"The triangular distribution is a way of thinking about variation that corresponds rather well to what-if analysis in business. Its finite range and simple form are more understandable than a normal distribution. It is more versatile than a normal distribution because it can be skewed in either direction. Yet it has some of the nice properties of a normal distribution, such as a distinct mode." 
The method enables what-if analyses for various assumed probabilities of under run for a given item. The change in values are easily noticeable in an Excel spreadsheet with the in-built statistical formulas in Excel cells. The model is easy to explain and beneficial to both the owner and contractor in contingency analysis and risk quantification.
 AACE International, Skills and Knowledge of Cost Engineering, 6th edition

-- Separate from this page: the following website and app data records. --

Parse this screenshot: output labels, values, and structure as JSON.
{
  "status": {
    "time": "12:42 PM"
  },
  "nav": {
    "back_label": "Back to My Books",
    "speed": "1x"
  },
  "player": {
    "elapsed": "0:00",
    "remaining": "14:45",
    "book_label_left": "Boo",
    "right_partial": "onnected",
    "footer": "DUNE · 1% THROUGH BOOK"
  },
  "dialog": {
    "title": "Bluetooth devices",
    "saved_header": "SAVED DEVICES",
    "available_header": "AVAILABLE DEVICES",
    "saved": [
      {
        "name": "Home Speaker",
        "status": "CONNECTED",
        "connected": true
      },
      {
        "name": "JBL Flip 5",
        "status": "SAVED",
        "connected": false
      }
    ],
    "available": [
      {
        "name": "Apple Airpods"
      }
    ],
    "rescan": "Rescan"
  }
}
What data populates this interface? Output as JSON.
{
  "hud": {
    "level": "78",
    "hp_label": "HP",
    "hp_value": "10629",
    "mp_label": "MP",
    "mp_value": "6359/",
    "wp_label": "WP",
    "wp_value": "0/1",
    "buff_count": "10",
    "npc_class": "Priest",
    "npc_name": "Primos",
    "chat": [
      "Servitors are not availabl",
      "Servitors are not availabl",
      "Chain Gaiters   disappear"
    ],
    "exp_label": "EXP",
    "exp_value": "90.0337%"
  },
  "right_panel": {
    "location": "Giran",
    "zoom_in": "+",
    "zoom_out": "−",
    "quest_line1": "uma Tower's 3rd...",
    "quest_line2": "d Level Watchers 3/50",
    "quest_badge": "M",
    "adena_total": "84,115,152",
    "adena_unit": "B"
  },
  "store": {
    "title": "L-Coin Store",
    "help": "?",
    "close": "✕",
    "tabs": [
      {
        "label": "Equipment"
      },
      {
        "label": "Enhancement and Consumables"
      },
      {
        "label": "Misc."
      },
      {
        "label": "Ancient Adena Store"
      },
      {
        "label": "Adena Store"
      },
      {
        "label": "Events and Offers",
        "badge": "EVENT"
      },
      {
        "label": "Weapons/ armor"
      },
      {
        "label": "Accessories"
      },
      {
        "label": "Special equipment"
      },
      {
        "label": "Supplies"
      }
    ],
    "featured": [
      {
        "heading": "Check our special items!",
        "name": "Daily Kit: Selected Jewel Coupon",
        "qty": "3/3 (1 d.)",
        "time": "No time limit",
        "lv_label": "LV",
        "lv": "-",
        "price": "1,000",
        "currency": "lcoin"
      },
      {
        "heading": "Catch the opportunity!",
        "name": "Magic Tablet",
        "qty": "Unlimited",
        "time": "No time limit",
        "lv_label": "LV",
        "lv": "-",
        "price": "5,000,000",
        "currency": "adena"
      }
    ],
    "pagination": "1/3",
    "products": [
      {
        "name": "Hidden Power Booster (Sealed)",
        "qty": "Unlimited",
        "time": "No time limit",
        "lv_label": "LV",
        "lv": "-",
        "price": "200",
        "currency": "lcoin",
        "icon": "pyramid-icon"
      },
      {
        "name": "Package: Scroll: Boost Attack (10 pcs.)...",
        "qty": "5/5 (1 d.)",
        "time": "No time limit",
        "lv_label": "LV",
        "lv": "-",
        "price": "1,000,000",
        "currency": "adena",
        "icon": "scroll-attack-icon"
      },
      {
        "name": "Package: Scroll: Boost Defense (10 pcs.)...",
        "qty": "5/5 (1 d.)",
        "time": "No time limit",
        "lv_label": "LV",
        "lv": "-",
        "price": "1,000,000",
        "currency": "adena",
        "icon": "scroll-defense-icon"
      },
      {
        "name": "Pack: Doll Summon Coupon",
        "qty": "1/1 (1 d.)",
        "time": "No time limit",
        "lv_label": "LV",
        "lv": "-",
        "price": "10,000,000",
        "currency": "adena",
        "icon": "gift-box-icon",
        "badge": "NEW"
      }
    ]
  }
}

 Online Learning Center - www.mhhe.com/doane4e - ‘Applied Statistics in Business and Economics’ – Chapter 7 - Continuous Probability Distributions David P. Doane, Oakland University, Lori E. Seward, University of Colorado
AACE International, Risk Analysis and Contingency Determination Using Range Estimating, RP-41R-08
Curran, Michael W., Range Estimating: Measuring Uncertainty and Reasoning with Risk, Cost
Engineering, Vol. 31, No. 03, AACE International, Morgantown, WV, USA, 1989
Dr. Amarjit Sing PE, Sharilyn Shiramizu and Kamal Gantam, Bid Risk and Contingency Analysis, Cost Engineering, Vol. 49/No. 12 December 2007
Dr. Osama Moselhi PE, Risk Assessment and Contingency Estimating, D&RM/A.06.5 1997 AACE International Transactions